### [Work required]
Report each line of the entries that includes "date" by copying it.

### [Component data from apps and pages]
►
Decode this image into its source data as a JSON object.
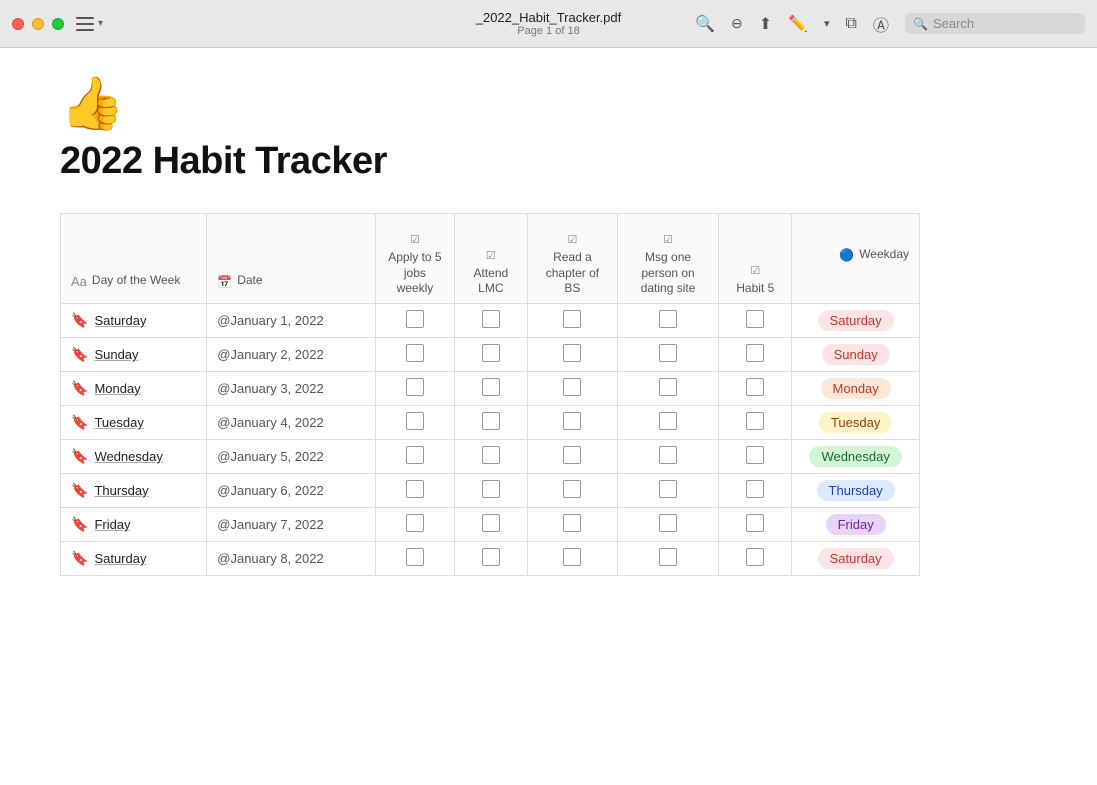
{
  "titlebar": {
    "filename": "_2022_Habit_Tracker.pdf",
    "page_info": "Page 1 of 18"
  },
  "toolbar": {
    "search_placeholder": "Search"
  },
  "page": {
    "emoji": "👍",
    "title": "2022 Habit Tracker"
  },
  "table": {
    "headers": {
      "day_of_week": "Day of the Week",
      "date": "Date",
      "apply_to_5_jobs": "Apply to 5 jobs weekly",
      "attend_lmc": "Attend LMC",
      "read_chapter": "Read a chapter of BS",
      "msg_person": "Msg one person on dating site",
      "habit5": "Habit 5",
      "weekday": "Weekday"
    },
    "rows": [
      {
        "day": "Saturday",
        "date": "@January 1, 2022",
        "weekday": "Saturday",
        "badge_class": "badge-saturday"
      },
      {
        "day": "Sunday",
        "date": "@January 2, 2022",
        "weekday": "Sunday",
        "badge_class": "badge-sunday"
      },
      {
        "day": "Monday",
        "date": "@January 3, 2022",
        "weekday": "Monday",
        "badge_class": "badge-monday"
      },
      {
        "day": "Tuesday",
        "date": "@January 4, 2022",
        "weekday": "Tuesday",
        "badge_class": "badge-tuesday"
      },
      {
        "day": "Wednesday",
        "date": "@January 5, 2022",
        "weekday": "Wednesday",
        "badge_class": "badge-wednesday"
      },
      {
        "day": "Thursday",
        "date": "@January 6, 2022",
        "weekday": "Thursday",
        "badge_class": "badge-thursday"
      },
      {
        "day": "Friday",
        "date": "@January 7, 2022",
        "weekday": "Friday",
        "badge_class": "badge-friday"
      },
      {
        "day": "Saturday",
        "date": "@January 8, 2022",
        "weekday": "Saturday",
        "badge_class": "badge-saturday"
      }
    ]
  }
}
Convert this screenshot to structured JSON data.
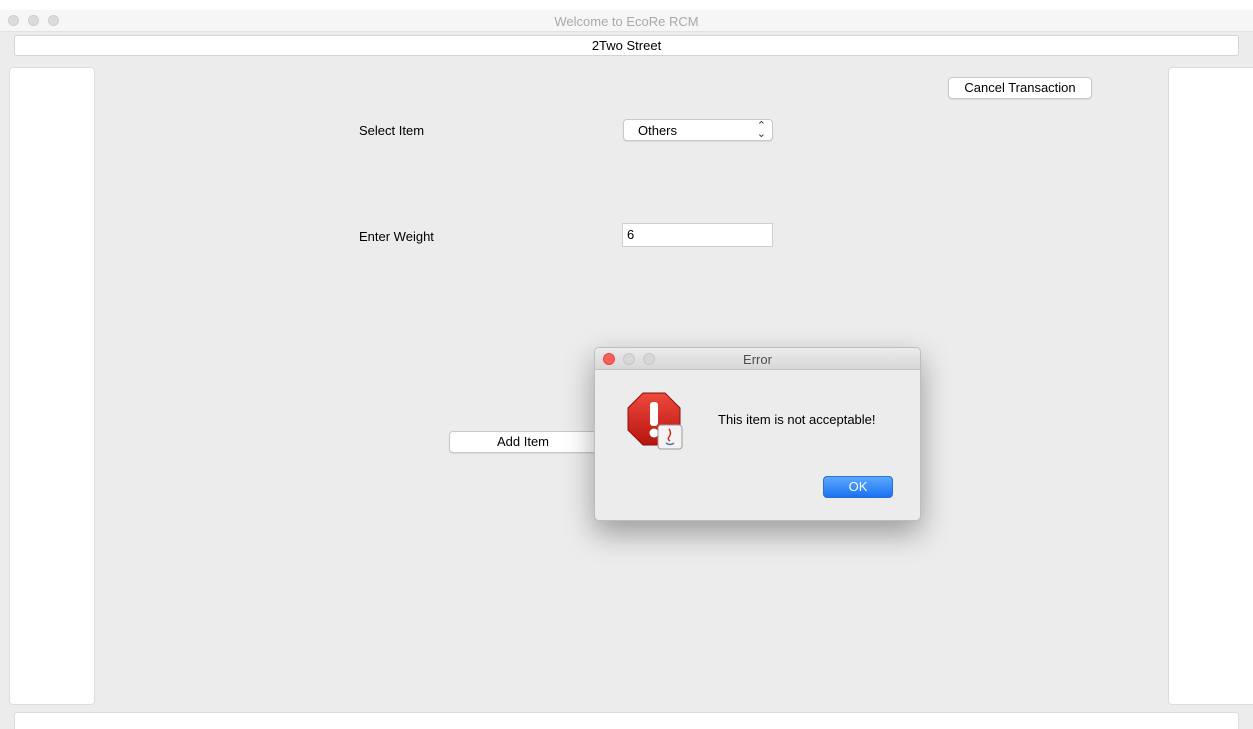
{
  "window": {
    "title": "Welcome to EcoRe RCM"
  },
  "header": {
    "street": "2Two Street"
  },
  "form": {
    "cancel_label": "Cancel Transaction",
    "select_item_label": "Select Item",
    "select_item_value": "Others",
    "enter_weight_label": "Enter Weight",
    "weight_value": "6",
    "add_item_label": "Add Item"
  },
  "dialog": {
    "title": "Error",
    "message": "This item is not acceptable!",
    "ok_label": "OK",
    "icon": "error-stop-icon"
  },
  "colors": {
    "ok_button": "#1b72f1",
    "error_icon": "#d9261c",
    "close_button": "#fc5f57"
  }
}
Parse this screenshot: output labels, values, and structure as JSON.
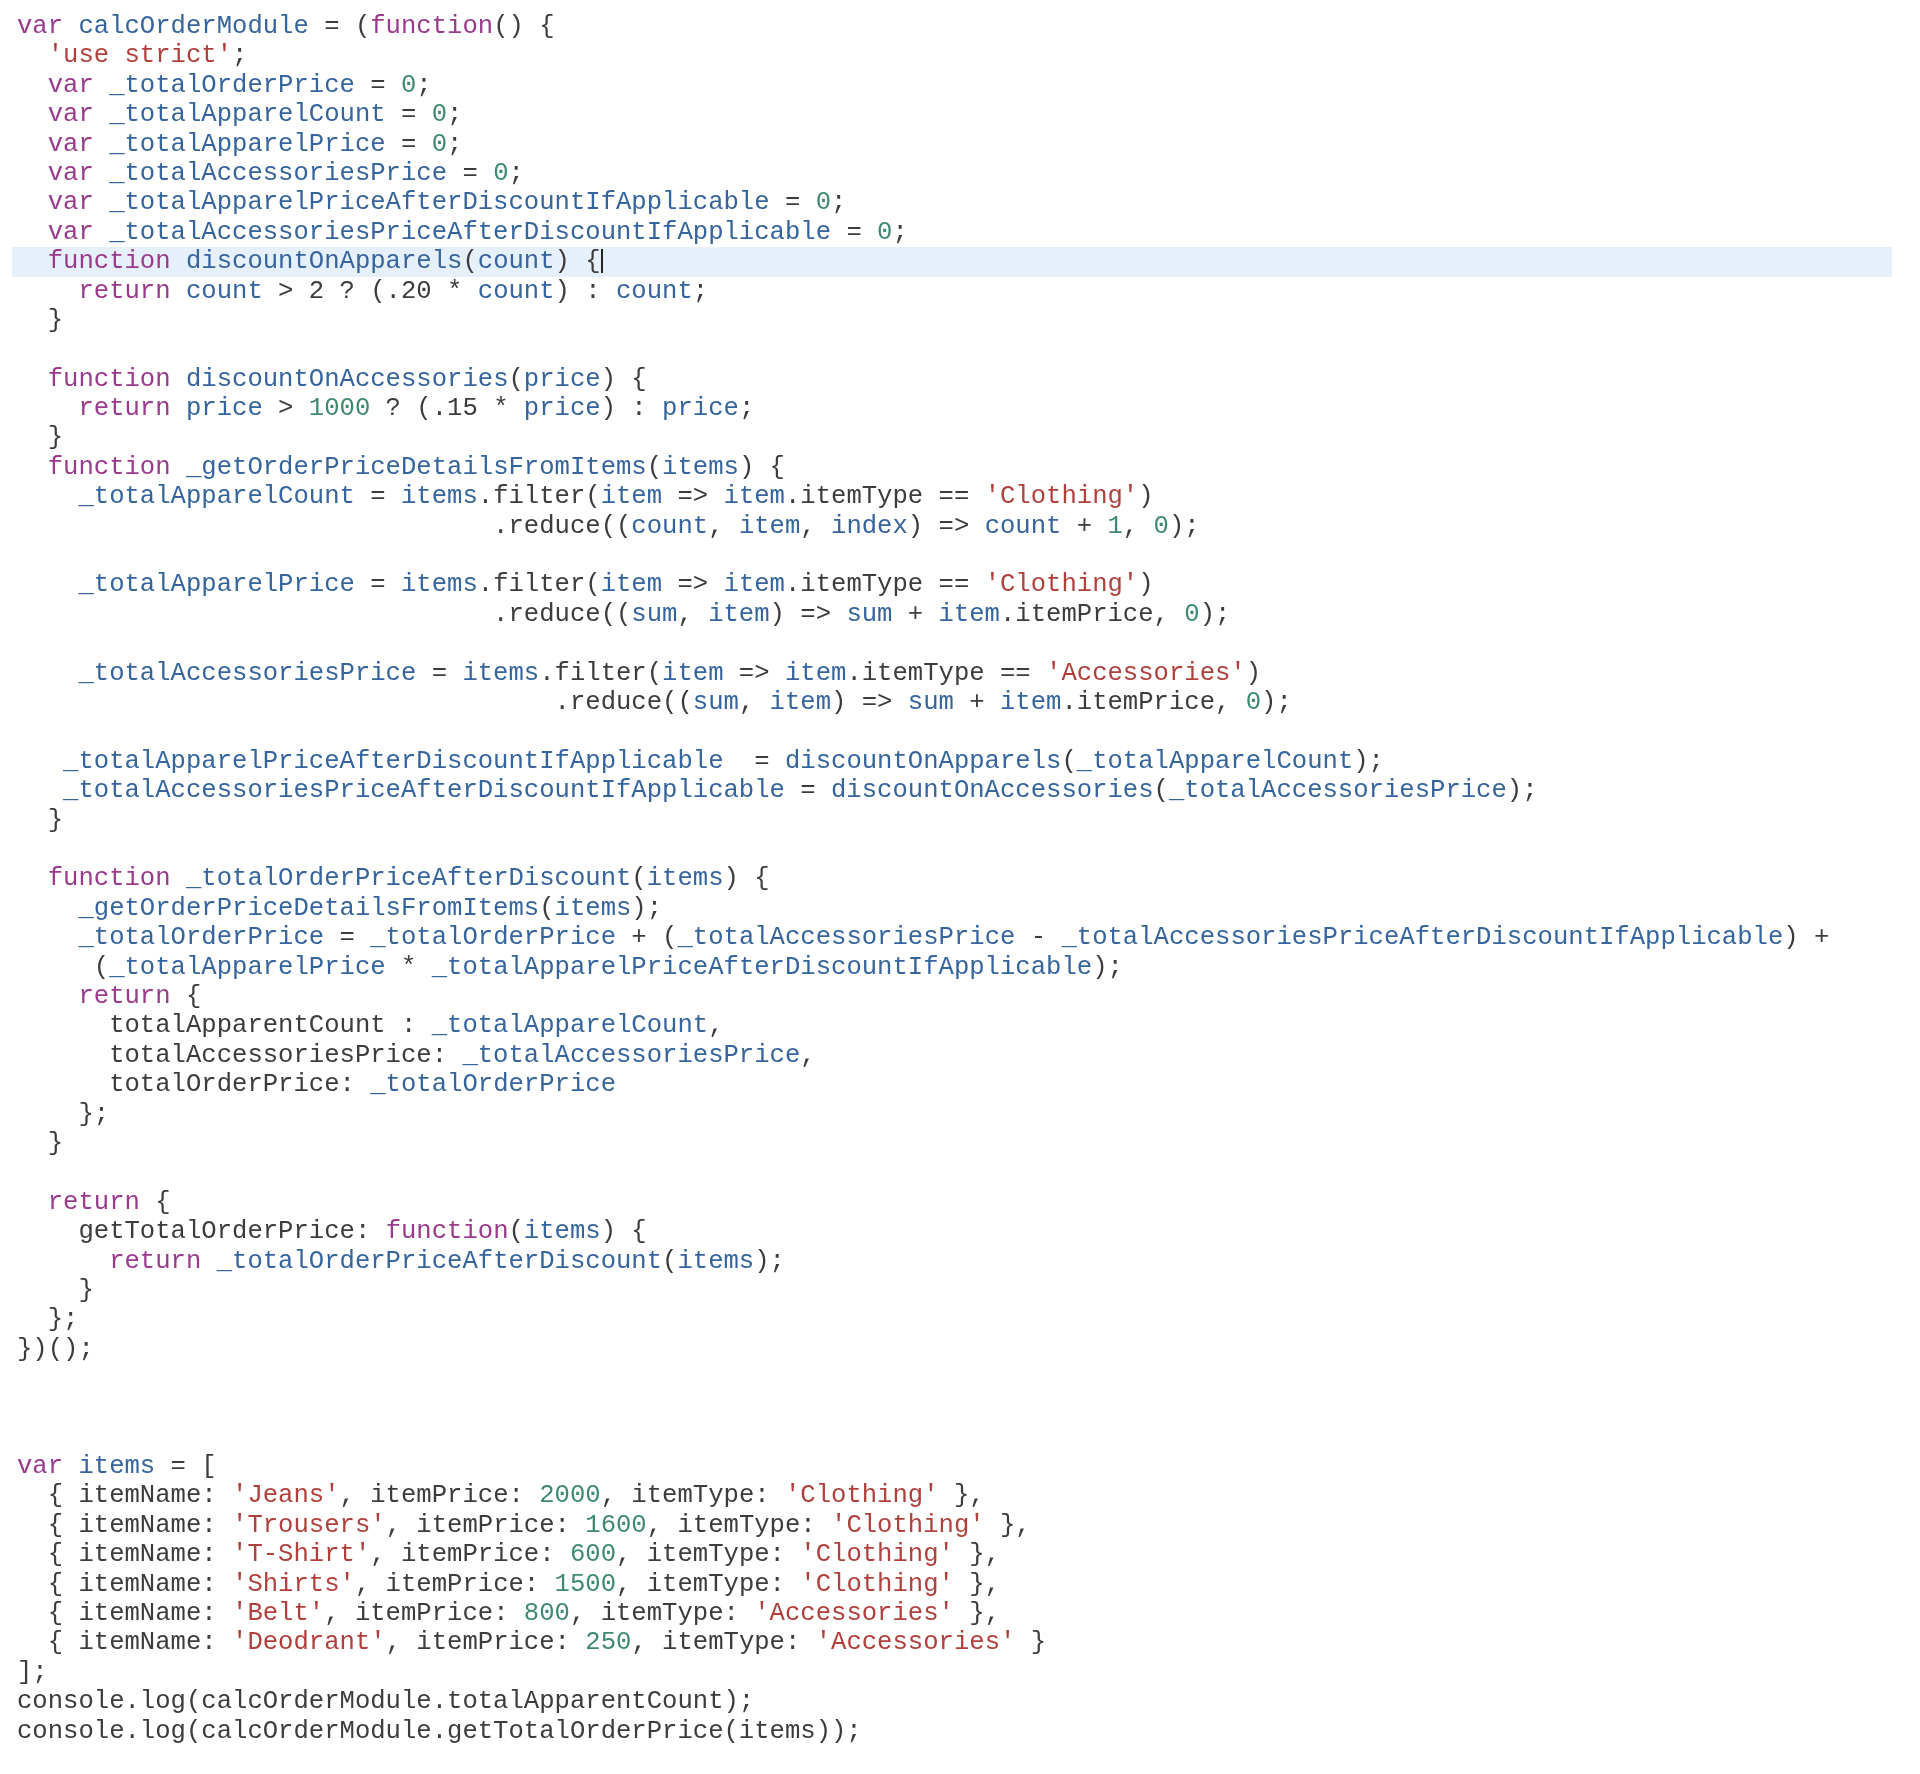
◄
### [Result]
      "date": "Date",
        "date": "@January 1, 2022",
        "date": "@January 2, 2022",
        "date": "@January 3, 2022",
        "date": "@January 4, 2022",
        "date": "@January 5, 2022",
        "date": "@January 6, 2022",
        "date": "@January 7, 2022",
        "date": "@January 8, 2022",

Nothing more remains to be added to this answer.